Counter to traditional marketing wisdom, which tries to count, measure, and manipulate the spread of information, Seth Godin argues that the information can spread most effectively from customer to customer, rather than from business to customer. Godin calls this powerful customer-to- customer dialogue the ideavirus, and cheerfully eggs marketers on to create an environment where their ideas can replicate and spread.
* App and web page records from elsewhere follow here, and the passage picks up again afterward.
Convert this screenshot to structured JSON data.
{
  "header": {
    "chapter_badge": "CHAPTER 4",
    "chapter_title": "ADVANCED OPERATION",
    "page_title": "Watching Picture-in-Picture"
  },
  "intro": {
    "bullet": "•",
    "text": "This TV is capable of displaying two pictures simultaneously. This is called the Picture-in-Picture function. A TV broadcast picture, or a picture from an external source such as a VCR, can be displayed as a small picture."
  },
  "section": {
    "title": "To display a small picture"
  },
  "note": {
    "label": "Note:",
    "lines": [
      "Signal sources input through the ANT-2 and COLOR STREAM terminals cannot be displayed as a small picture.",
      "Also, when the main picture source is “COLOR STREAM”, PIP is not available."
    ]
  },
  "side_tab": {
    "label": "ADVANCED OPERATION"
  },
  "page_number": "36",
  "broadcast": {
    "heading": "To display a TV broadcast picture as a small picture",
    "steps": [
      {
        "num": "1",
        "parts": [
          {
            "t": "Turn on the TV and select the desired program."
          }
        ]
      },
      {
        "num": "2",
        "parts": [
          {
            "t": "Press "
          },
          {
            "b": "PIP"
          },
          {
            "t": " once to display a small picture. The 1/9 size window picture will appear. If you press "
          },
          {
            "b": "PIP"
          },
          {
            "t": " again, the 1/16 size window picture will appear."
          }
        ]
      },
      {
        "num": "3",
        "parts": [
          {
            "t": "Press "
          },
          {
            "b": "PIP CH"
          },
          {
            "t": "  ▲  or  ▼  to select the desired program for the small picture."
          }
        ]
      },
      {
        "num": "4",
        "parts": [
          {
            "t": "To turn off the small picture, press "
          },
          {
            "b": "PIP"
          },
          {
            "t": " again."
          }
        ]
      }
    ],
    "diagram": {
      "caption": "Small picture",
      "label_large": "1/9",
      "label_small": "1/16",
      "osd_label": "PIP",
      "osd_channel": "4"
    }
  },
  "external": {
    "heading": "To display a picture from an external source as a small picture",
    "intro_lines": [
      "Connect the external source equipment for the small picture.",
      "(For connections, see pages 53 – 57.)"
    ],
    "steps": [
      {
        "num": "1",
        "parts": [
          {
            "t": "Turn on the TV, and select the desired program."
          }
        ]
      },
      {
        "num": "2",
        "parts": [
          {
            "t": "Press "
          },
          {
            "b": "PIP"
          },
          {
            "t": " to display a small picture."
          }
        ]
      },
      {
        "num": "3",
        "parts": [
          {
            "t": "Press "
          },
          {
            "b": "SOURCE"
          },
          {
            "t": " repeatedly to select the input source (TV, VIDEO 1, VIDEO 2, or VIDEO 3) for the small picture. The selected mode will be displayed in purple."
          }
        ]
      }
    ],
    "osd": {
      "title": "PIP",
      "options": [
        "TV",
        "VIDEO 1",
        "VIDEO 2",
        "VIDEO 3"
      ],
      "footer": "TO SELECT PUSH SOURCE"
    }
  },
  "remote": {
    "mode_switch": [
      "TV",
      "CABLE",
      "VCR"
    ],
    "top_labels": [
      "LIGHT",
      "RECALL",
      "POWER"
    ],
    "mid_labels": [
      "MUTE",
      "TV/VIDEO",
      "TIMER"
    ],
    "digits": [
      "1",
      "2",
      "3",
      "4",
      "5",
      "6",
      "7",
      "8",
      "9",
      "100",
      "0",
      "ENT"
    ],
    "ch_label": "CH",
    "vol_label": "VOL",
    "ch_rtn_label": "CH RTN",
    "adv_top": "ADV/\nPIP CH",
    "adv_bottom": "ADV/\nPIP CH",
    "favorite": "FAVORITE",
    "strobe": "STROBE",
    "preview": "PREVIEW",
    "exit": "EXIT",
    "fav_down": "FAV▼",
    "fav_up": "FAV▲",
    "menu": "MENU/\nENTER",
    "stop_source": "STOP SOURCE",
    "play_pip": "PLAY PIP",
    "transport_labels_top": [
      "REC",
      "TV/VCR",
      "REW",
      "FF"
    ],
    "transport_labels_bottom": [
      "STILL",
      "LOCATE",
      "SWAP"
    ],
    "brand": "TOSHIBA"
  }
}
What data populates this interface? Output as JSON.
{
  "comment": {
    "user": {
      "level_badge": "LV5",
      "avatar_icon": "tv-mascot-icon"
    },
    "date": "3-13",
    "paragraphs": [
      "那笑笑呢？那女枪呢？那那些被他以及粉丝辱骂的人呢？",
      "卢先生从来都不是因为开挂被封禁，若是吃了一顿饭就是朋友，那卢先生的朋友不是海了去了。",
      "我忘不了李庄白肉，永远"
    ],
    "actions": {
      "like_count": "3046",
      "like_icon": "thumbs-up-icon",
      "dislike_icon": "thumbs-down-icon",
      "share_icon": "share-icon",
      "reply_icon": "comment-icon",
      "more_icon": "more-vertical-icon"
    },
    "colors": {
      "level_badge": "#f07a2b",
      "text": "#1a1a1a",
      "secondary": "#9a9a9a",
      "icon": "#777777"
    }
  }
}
In lively detail, Godin looks at the ways companies such as PayPal, Hotmail, GeoCities, even Volkswagen have successfully launched ideaviruses. He offers a "recipe" for creating your own ideavirus, identifies the key factors in the successful spread of an ideavirus (powerful sneezers, hives, a clear vector, a smooth, friction-free transmission), and shows how any business, large or small, can use ideavirus marketing to succeed in a world that just doesn't want to hear it anymore from the traditional marketers.
Making Work Visible: Exposing Time Theft to Optimize Work & Flow [Audiobook]
13 April 2018, 22:30
2017 | MP3@64 kbps + EPUB | 5 hrs 10 mins | 142.96MB
If someone stole your wallet, you'd notice it. So why don't people notice when they are robbed of something much more valuable than their wallet - time?
Today's workers are drowning: nonstop requests for time, days filled to the brim with meetings, and endless nights spent heroically fixing the latest problems. This churn and burn is creating a workforce constantly on the edge of burnout.
In this timely book, IT time management expert Dominica DeGrandis reveals the real crime of the century - time theft, one of the most costly factors impacting enterprises in their day-to-day operations.
Through simple solutions that make work visible, DeGrandis helps people round up the five thieves of time and take back their lives with time-saving solutions. Chock-full of exercises, takeaways, real-world examples, and an easy-going writing style, readers will quickly learn effective practices to create high-performing workflows within an organization.
The technology world - and indeed the whole business world - is moving at a pace faster than ever before, and it shows no signs of slowing down. Instead of consigning ourselves to the pressure cooker of the modern world, it's time to elevate how we work. It's time to level up our game. It's time to make work visible.
The Economist Audio Edition [April 14, 2018]
13 April 2018, 00:47
MP3@48 kbps + EPUB + AZW3 | 188.4MB
Cool Germany: Germany is becoming more open and diverse
- End of the Castro era
- Mr Zuckerberg goes to Washington
- A cheaper Reaper -- Why undertakers are worried
- Panspermia: spreading life to the galaxy
- US-China trade: Drawing the battle lines
- A silk road through ice: China wants to be a polar power
A SPECIAL REPORT on GERMANY